What is needed is the full set of records, word for word, with no pictures.

Input Start Marker

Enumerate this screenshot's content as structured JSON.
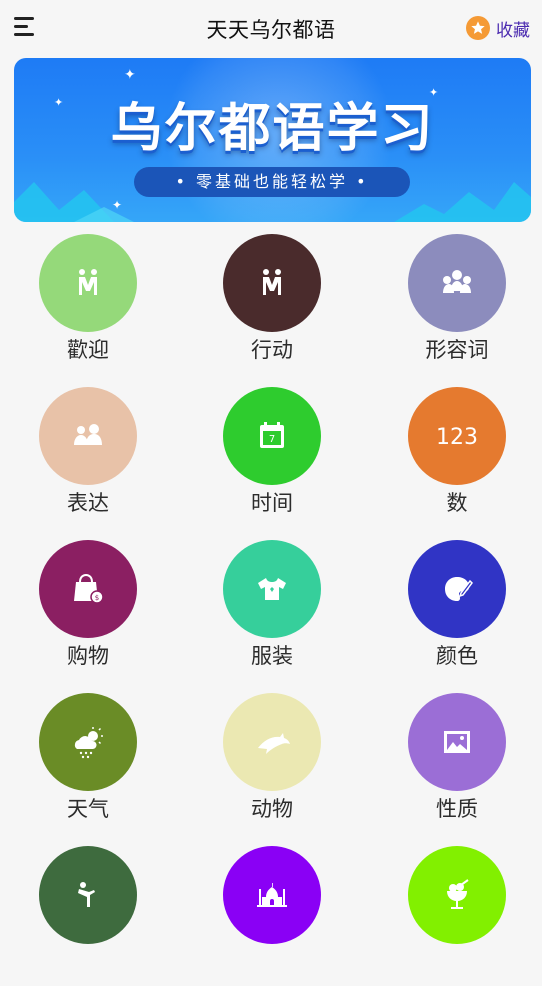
{
  "header": {
    "title": "天天乌尔都语",
    "favorite_label": "收藏"
  },
  "banner": {
    "title": "乌尔都语学习",
    "subtitle": "• 零基础也能轻松学 •"
  },
  "categories": [
    {
      "label": "歡迎",
      "icon": "two-people-icon",
      "color": "#95d97a"
    },
    {
      "label": "行动",
      "icon": "two-people-icon",
      "color": "#4a2b2c"
    },
    {
      "label": "形容词",
      "icon": "group-icon",
      "color": "#8c8cbd"
    },
    {
      "label": "表达",
      "icon": "couple-icon",
      "color": "#e8c2a8"
    },
    {
      "label": "时间",
      "icon": "calendar-icon",
      "color": "#2ecc2e"
    },
    {
      "label": "数",
      "icon": "numbers-icon",
      "color": "#e57a2f"
    },
    {
      "label": "购物",
      "icon": "shopping-bag-icon",
      "color": "#8b1f62"
    },
    {
      "label": "服装",
      "icon": "tshirt-icon",
      "color": "#36cf9b"
    },
    {
      "label": "颜色",
      "icon": "palette-icon",
      "color": "#3034c5"
    },
    {
      "label": "天气",
      "icon": "weather-icon",
      "color": "#6a8c26"
    },
    {
      "label": "动物",
      "icon": "dolphin-icon",
      "color": "#ebe8b2"
    },
    {
      "label": "性质",
      "icon": "picture-icon",
      "color": "#9b6ed6"
    },
    {
      "label": "",
      "icon": "person-bowing-icon",
      "color": "#3e6b3e"
    },
    {
      "label": "",
      "icon": "taj-mahal-icon",
      "color": "#8a00f5"
    },
    {
      "label": "",
      "icon": "dessert-icon",
      "color": "#82f000"
    }
  ]
}
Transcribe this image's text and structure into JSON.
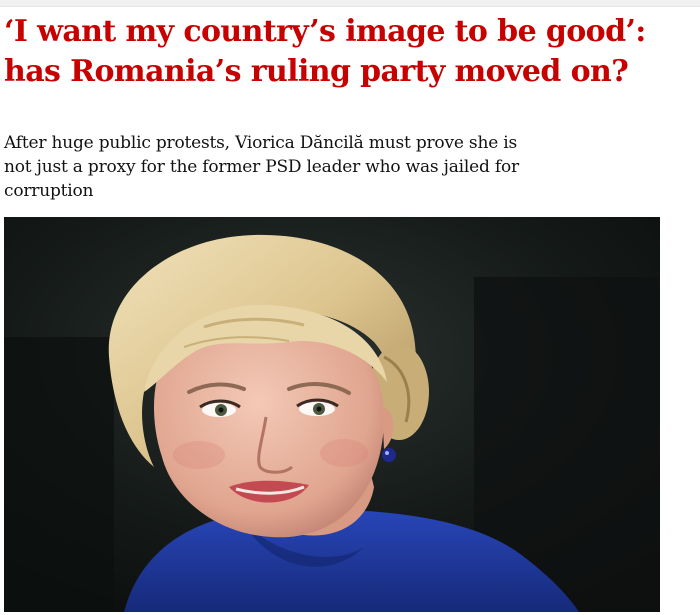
{
  "article": {
    "headline_lines": [
      "‘I want my country’s image to be good’:",
      "has Romania’s ruling party moved on?"
    ],
    "standfirst_lines": [
      "After huge public protests, Viorica Dăncilă must prove she is",
      "not just a proxy for the former PSD leader who was jailed for",
      "corruption"
    ]
  },
  "photo": {
    "subject": "portrait of a woman with blonde updo hair wearing a blue top",
    "background_color": "#101413",
    "hair_color": "#e3cf9f",
    "top_color": "#1f3a9e"
  },
  "colors": {
    "headline": "#c70000",
    "body_text": "#121212",
    "background": "#ffffff"
  }
}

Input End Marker

Response below:
Enumerate this screenshot's content as structured JSON.
{
  "header": {
    "title": "天天乌尔都语",
    "favorite_label": "收藏"
  },
  "banner": {
    "title": "乌尔都语学习",
    "subtitle": "• 零基础也能轻松学 •"
  },
  "categories": [
    {
      "label": "歡迎",
      "icon": "two-people-icon",
      "color": "#95d97a"
    },
    {
      "label": "行动",
      "icon": "two-people-icon",
      "color": "#4a2b2c"
    },
    {
      "label": "形容词",
      "icon": "group-icon",
      "color": "#8c8cbd"
    },
    {
      "label": "表达",
      "icon": "couple-icon",
      "color": "#e8c2a8"
    },
    {
      "label": "时间",
      "icon": "calendar-icon",
      "color": "#2ecc2e"
    },
    {
      "label": "数",
      "icon": "numbers-icon",
      "color": "#e57a2f"
    },
    {
      "label": "购物",
      "icon": "shopping-bag-icon",
      "color": "#8b1f62"
    },
    {
      "label": "服装",
      "icon": "tshirt-icon",
      "color": "#36cf9b"
    },
    {
      "label": "颜色",
      "icon": "palette-icon",
      "color": "#3034c5"
    },
    {
      "label": "天气",
      "icon": "weather-icon",
      "color": "#6a8c26"
    },
    {
      "label": "动物",
      "icon": "dolphin-icon",
      "color": "#ebe8b2"
    },
    {
      "label": "性质",
      "icon": "picture-icon",
      "color": "#9b6ed6"
    },
    {
      "label": "",
      "icon": "person-bowing-icon",
      "color": "#3e6b3e"
    },
    {
      "label": "",
      "icon": "taj-mahal-icon",
      "color": "#8a00f5"
    },
    {
      "label": "",
      "icon": "dessert-icon",
      "color": "#82f000"
    }
  ]
}
Transcribe this image's text and structure into JSON.
{
  "article": {
    "headline_lines": [
      "‘I want my country’s image to be good’:",
      "has Romania’s ruling party moved on?"
    ],
    "standfirst_lines": [
      "After huge public protests, Viorica Dăncilă must prove she is",
      "not just a proxy for the former PSD leader who was jailed for",
      "corruption"
    ]
  },
  "photo": {
    "subject": "portrait of a woman with blonde updo hair wearing a blue top",
    "background_color": "#101413",
    "hair_color": "#e3cf9f",
    "top_color": "#1f3a9e"
  },
  "colors": {
    "headline": "#c70000",
    "body_text": "#121212",
    "background": "#ffffff"
  }
}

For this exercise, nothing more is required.